As long as you have your encryption set to require a password in order to connect, even if your neighbors (or random passers-by) can see your network in their wireless directories, you should be fine. It’s like locking that front door of your house against the possibility of intruders. You’ve got the master key; just be careful about handing out spare sets.
Of course, if your neighbors are anthrax-brewing hate zealots, you might want to step up your overall security a notch. Or move.
If you’ve got a choice in the matter, use WPA2 (the second generation of Wi-Fi Protected Access) encryption instead of WEP (Wired Equivalent Privacy). It’s quite a bit more advanced and, as a result, much more secure. It’s a better set of keys if you will. To illustrate just how much better, sources estimate that WEP, having been around since 1999, can be brute-force decrypted in less than ten minutes.
Using the same methods, WPA2 would likely take decades to crack. The difference is that WEP doesn’t change its encryption key each time the data is transmitted, whereas WPA2 does.

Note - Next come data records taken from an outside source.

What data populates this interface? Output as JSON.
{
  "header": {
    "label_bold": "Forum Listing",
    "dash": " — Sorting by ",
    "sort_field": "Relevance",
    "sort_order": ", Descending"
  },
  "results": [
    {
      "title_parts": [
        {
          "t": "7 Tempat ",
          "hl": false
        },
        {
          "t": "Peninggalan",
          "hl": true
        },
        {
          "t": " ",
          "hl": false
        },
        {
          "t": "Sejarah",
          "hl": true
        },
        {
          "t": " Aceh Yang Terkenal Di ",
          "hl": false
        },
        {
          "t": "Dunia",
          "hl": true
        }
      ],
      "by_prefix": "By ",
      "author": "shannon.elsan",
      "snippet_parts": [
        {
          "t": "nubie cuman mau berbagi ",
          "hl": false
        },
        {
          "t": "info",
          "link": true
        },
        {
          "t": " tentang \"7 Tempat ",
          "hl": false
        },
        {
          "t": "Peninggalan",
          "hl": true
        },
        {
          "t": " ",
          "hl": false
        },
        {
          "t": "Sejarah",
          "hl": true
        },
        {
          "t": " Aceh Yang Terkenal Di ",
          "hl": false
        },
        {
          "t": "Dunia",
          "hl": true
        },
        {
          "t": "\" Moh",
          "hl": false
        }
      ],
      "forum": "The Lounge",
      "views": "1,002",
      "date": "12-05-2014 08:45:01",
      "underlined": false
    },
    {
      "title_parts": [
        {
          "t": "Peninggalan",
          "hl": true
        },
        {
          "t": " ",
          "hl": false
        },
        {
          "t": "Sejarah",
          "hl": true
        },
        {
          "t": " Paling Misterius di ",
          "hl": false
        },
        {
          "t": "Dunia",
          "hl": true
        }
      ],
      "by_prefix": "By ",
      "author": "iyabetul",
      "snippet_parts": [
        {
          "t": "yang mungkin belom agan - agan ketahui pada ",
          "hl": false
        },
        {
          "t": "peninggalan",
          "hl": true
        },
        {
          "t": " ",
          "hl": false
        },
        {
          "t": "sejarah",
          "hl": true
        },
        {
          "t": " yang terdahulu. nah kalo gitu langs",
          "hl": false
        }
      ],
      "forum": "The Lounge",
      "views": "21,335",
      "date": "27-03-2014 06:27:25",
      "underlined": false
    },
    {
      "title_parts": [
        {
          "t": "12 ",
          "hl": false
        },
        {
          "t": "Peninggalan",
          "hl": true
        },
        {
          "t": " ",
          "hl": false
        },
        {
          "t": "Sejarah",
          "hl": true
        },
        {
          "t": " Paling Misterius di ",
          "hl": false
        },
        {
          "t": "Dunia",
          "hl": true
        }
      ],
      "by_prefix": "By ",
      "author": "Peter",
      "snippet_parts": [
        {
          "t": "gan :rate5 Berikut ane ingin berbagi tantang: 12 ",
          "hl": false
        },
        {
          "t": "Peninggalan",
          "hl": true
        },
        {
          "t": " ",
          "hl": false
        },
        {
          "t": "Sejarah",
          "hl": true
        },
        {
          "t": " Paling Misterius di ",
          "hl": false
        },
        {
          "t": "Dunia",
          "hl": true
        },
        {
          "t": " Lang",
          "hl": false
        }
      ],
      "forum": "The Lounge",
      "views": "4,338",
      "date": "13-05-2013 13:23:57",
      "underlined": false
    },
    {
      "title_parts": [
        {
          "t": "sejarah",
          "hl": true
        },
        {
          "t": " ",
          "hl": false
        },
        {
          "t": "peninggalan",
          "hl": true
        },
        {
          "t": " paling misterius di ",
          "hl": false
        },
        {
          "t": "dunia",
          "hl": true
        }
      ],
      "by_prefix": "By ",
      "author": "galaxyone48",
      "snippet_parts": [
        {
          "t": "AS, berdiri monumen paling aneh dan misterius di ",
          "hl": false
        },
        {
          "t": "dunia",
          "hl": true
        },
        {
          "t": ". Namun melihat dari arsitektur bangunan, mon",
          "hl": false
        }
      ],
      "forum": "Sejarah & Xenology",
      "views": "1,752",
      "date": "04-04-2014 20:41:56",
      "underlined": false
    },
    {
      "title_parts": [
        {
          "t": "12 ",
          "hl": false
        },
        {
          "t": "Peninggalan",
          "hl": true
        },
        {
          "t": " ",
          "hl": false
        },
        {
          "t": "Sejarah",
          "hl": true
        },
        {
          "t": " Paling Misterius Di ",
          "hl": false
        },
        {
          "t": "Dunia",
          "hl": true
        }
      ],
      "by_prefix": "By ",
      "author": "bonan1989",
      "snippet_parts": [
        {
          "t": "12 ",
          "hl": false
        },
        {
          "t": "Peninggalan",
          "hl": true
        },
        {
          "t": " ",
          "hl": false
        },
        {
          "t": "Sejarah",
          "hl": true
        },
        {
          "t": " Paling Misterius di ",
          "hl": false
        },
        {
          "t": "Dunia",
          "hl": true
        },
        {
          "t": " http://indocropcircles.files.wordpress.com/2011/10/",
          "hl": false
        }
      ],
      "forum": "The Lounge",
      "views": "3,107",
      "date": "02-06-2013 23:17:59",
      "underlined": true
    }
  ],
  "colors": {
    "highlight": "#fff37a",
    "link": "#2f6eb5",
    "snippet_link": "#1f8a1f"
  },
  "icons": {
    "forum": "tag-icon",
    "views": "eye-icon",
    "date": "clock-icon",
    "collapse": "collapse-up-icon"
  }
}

Another precaution you might consider is limiting the number of devices that can connect to your WAP (Wireless Access Point). You can do this most effectively by setting up a MAC address filter (Machine Access Code — not to be confused with Apple’s line of Macintosh computers).
Your router may have this feature, wherein you should be able to list a set of machines that are able to connect to the access point by using their MAC addresses. Every networkable device has a MAC address, whether you knew it or not.
Most wireless routers allow you to set your own SSID (Service Set IDentifier) to be hidden. This should make your network invisible (or at least unnamed) to anyone casually browsing networks locally, but be aware that it’s really not that hard for anyone with a will to identify it. It’s a bit like putting a tarp over your house to keep prying eyes from seeing what color it is — the really curious will trespass and peek under the tarp when you’re not looking, or the wind will reveal all during a freak storm that even the weatherman didn’t predict.
It’s not to say that hiding your SSID isn’t possibly a good idea, but some people think it’s all they need to do in order to keep their networks safe from the unscrupulous. Those people eventually find out, the hard way, how wrong they are.
Not all Wi-Fi considerations are purely security-based, though. You may be aware of other items that might hamper your wireless Internet speed and enjoyability. Try to stick your access point at some central place in your house, keeping it far away from microwaves. Understand, too, that other devices which operate on the 2.4 GHz spectrum might interfere with wireless signals — including that fancy new wireless phone you may have just purchased.
If you’re worried about interference or you want to eke out as much performance as possible from your network, you can set up your own wireless channel. Find out what your neighbors are broadcasting (I recommend using NetStumbler if you’re using Windows, or AirRadar for OS X — both are free tools, and I consider ’em indispensable for basic troubleshooting), then try a different channel.
We could go around and around about ideal wireless routers, but my favorite is Apple’s AirPort Extreme — which works with any computer (Mac or PC). It’s very configurable, and will actually tell you when there’s a configuration problem before you inadvertently do something wrong! It’s very easy to use, and as complicated as life can get, can’t we all do with a little bit more easily?